▸ **Input material**:
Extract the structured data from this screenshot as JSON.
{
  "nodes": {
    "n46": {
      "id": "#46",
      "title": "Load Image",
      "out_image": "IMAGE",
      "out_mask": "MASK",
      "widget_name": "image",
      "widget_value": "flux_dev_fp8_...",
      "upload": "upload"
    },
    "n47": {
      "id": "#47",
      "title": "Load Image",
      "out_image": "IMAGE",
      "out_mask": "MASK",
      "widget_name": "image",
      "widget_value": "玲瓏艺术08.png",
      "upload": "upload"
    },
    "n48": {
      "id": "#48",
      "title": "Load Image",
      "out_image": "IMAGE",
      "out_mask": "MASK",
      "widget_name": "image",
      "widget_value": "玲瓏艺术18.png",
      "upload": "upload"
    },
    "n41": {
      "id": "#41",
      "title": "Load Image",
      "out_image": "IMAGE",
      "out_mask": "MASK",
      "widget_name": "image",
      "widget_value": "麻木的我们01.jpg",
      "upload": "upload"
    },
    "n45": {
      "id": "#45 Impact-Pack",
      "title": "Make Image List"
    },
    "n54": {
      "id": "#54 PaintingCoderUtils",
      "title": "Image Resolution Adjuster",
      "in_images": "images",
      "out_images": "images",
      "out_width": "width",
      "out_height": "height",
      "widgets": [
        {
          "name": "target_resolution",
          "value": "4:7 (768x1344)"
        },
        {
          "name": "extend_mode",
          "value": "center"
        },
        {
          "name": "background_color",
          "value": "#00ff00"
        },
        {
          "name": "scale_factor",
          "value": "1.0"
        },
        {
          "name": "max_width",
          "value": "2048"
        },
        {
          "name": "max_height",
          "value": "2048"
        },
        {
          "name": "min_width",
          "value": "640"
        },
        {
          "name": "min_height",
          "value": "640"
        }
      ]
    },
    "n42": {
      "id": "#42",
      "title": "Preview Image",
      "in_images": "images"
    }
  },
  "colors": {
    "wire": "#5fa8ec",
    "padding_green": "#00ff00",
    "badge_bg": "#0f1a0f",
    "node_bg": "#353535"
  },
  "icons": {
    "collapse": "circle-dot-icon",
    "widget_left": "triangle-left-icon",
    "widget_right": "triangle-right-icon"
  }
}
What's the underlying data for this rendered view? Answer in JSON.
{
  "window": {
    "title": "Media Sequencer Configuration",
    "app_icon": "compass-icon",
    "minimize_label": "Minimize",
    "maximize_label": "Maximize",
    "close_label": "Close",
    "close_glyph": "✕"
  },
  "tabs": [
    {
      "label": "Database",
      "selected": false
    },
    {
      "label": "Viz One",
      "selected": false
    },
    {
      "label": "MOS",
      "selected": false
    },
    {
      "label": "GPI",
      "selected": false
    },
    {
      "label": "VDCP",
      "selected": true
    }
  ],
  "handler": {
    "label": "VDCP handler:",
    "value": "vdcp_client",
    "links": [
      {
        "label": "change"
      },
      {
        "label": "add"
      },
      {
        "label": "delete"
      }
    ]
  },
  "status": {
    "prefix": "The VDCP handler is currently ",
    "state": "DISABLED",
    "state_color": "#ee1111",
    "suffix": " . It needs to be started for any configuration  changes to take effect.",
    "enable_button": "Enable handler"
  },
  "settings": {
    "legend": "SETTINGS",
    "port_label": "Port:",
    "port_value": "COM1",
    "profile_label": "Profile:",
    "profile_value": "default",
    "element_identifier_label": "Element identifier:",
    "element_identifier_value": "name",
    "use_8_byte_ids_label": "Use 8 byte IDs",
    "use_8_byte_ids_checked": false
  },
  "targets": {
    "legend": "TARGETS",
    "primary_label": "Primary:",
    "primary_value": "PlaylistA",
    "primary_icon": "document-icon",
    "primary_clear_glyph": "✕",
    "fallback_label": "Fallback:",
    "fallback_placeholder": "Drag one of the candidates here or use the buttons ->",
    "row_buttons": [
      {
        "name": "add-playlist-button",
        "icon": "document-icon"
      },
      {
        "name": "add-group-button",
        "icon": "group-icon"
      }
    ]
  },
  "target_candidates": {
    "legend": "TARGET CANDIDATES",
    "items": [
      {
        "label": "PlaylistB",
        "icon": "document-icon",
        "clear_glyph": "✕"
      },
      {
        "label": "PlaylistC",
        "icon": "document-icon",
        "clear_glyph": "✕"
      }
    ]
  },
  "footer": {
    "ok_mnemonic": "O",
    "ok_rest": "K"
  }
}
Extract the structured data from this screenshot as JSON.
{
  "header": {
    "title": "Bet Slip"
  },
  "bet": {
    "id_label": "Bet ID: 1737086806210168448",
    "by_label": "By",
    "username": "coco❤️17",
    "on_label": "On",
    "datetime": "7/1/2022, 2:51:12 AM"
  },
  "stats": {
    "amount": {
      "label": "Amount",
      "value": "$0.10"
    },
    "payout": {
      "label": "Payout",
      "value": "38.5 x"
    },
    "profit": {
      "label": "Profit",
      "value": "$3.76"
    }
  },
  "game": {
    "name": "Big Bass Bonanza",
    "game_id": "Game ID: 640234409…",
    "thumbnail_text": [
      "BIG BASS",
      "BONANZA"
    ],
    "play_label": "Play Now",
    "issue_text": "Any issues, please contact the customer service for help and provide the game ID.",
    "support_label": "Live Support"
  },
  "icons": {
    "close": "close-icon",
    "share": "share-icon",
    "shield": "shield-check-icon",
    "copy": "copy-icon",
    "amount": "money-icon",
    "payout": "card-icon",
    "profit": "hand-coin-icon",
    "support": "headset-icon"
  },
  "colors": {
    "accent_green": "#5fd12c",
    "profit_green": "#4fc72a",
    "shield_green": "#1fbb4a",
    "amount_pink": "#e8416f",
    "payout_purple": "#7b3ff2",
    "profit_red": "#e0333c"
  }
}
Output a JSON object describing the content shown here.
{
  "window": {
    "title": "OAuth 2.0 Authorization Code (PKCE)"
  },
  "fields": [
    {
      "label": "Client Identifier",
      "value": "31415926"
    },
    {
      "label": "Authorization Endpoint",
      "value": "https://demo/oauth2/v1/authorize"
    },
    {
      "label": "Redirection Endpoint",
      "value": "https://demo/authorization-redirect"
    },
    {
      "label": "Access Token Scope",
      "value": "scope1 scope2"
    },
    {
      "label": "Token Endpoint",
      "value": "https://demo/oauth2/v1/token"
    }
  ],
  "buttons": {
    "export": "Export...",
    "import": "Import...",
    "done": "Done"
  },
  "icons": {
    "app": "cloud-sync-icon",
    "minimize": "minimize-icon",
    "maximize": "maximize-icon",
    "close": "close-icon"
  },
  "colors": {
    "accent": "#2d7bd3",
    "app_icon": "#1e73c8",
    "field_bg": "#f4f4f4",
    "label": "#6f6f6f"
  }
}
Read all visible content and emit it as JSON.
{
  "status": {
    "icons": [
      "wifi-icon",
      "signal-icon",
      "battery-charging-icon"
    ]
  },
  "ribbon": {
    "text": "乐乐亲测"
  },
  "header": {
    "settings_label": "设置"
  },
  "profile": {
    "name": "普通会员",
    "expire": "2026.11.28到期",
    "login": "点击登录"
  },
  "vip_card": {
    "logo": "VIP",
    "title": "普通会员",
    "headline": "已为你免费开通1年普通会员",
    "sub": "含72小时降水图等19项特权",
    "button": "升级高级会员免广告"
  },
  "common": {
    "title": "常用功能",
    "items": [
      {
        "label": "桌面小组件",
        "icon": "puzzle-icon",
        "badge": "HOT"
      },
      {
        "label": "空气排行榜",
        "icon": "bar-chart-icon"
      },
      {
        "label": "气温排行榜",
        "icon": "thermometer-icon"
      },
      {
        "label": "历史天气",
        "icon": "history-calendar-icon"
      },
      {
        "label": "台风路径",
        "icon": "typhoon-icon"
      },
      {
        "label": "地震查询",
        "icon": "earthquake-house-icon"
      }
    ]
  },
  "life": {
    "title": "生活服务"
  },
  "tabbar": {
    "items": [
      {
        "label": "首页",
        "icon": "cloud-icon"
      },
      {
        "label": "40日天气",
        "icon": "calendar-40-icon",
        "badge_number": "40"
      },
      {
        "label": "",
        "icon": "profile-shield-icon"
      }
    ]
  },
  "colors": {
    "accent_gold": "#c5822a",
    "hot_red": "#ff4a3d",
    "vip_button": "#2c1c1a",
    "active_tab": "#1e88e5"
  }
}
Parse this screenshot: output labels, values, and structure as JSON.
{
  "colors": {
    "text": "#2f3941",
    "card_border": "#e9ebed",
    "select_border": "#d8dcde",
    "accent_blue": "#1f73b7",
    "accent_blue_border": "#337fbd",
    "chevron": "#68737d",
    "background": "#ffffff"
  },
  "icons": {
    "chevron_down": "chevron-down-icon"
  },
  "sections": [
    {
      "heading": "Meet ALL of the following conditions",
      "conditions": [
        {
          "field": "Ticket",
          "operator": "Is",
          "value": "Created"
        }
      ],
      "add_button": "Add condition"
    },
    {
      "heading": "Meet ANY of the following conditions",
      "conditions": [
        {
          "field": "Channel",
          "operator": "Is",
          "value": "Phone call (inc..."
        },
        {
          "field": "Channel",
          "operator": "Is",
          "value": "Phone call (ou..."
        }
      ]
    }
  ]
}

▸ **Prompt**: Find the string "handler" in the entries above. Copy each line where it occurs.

▸ **Expected output**:
  "handler": {
    "label": "VDCP handler:",
    "prefix": "The VDCP handler is currently ",
    "enable_button": "Enable handler"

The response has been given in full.